The Flinders Ranges present a magnificent record of Earth history. With careful observations, the rocks displayed in the rugged ranges and colourful, gum-lined gorges can be read like a book, taking us on a long journey through time. This history is represented in a succession of rock layers, now tilted and eroded, and hence accessible at the Earth’s surface. The layers consist of different types of mainly sedimentary rocks, each deposited under different conditions of environment and sediment supply. These rock layers, termed formations, are each up to hundreds of metres thick. They record repeated advances and retreats of the sea and changes in climate, including two major ice ages.
The oldest rocks seen in the Flinders Ranges National Park, the Callanna Group, provide clues to the earliest origins of the ranges. Found only in two large structures known as the
Oraparinna and Enorama Diapirs, these rocks are broken and disrupted sedimentary beds originally deposited in shallow, restricted seas, coastal lagoons and saline lakes. Casts of salt crystals are commonly found on the under-surfaces of beds. Lava flows and ash falls recorded in these sediments were derived from volcanic activity as molten rock rose along deep fractures in the crust.
At this time, about 800 million years ago, the Earth’s crust was pulled apart and thinned, forming an extensive sedimentary basin as the sea started to fill the resulting depression. This basin, known as the Adelaide Geosyncline, stretched from near Oodnadatta to Kangaroo Island.
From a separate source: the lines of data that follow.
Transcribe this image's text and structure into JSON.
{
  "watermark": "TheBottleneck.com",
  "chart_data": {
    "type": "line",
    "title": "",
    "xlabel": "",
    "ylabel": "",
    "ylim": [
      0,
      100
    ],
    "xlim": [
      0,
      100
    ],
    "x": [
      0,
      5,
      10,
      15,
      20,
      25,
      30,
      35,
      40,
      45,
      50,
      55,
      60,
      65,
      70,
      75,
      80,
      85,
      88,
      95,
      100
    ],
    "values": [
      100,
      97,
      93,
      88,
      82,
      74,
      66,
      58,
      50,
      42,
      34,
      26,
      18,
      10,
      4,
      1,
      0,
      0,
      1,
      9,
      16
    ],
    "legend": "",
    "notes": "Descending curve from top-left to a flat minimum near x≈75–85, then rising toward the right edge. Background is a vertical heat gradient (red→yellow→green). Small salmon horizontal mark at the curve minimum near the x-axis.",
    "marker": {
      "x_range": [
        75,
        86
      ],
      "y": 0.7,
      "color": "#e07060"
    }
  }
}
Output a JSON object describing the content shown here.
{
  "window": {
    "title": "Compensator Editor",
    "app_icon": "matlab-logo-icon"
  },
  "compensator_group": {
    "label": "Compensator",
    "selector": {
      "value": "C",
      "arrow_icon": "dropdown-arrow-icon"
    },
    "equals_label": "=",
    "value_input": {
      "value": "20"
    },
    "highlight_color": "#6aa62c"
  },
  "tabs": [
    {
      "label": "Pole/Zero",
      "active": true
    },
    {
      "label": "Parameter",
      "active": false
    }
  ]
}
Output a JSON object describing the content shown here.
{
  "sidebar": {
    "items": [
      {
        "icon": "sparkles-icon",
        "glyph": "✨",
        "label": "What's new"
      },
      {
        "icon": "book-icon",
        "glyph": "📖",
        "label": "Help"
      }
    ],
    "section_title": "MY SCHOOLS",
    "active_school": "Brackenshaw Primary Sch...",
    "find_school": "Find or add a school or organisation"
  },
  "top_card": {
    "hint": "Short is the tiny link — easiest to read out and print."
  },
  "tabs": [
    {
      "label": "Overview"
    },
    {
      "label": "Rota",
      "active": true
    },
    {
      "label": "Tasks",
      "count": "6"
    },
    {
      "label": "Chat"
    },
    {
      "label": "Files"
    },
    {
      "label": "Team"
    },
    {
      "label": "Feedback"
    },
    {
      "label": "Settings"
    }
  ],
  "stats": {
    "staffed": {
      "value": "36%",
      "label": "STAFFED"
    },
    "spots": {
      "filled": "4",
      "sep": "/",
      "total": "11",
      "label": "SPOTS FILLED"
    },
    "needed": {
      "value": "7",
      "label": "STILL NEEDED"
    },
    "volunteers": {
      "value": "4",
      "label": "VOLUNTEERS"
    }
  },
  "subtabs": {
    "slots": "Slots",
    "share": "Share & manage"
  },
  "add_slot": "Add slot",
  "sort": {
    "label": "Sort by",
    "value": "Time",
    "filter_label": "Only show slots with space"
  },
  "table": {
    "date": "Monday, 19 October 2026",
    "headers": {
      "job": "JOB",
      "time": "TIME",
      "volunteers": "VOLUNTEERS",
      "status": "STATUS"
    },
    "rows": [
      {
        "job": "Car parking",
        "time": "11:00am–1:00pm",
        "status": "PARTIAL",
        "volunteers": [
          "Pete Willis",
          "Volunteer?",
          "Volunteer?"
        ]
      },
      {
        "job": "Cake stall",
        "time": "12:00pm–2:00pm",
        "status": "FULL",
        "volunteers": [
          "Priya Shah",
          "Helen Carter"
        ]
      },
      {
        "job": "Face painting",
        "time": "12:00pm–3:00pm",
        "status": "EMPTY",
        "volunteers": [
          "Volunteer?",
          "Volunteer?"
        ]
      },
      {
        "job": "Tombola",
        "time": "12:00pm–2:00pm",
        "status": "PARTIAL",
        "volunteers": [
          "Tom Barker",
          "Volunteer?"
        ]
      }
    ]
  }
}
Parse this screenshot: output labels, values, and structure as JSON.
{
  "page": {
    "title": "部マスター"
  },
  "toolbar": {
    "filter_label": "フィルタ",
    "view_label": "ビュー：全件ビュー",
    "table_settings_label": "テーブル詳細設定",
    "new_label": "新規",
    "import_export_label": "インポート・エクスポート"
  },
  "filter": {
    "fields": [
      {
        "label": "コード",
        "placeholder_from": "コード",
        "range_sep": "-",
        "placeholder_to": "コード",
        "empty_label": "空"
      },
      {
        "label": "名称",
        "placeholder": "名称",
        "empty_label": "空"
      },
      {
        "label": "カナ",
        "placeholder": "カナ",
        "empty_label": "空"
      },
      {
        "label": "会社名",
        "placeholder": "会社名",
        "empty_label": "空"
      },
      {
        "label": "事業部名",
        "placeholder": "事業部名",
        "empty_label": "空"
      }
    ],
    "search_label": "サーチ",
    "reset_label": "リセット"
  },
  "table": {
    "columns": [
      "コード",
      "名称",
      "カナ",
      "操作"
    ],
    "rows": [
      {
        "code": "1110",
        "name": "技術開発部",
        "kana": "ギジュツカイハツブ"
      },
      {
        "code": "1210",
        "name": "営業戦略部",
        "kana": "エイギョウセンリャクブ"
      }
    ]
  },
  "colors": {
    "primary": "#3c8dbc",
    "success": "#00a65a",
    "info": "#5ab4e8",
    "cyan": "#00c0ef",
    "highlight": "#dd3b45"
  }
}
About 700 million years ago, severe climatic cooling led to a major ice age, when glaciers and ice sheets covered much of Australia and other continents. The glaciers scoured deep valleys in the landscape, picking up rock debris that became incorporated in the ice and was later released as the glaciers melted. Such glacially derived sediment is typically a mixture of mud, sand, pebbles and boulders; when compacted and hardened this forms a rock called tiIIite. In the park, the Pualco Tillite and the dark red, ridge-forming Holowilena Ironstone were deposited during this glaciation. Siltstone of the overlying Wilyerpa Formation records gradual warming, with occasional cobbles and pebbles dropped from melting icebergs. Prominent ridge-forming sandstone at the top of the Wilyerpa Formation, for example near the Loves Mine Range, was deposited off-shore by storm currents from sand freed by melting ice along an ancient shoreline.
A rapid deepening of the sea followed, during which black, organic-rich muds of the Tapley Hill Formation were deposited throughout the Adelaide Geosyncline.
The Oraparinna and Enorama Diapirs first became active at this time. The origin of these structures is thought to be due to the original presence of salt beds in the Callanna Group. Salt is lighter and more ductile than other rock types. As the overlying pile of denser sediments thickened with continuing deposition, the salt- bearing material became unstable. Faulting along zones of weakness in
the underlying crust may have been the trigger that initiated upward movement of the less dense sediments of the Callanna Group under the weight of thick overburden. This movement dragged up and disrupted the beds, forming a breccia of fragments of sedimentary rocks, as well as blocks of volcanic rock, from the Calla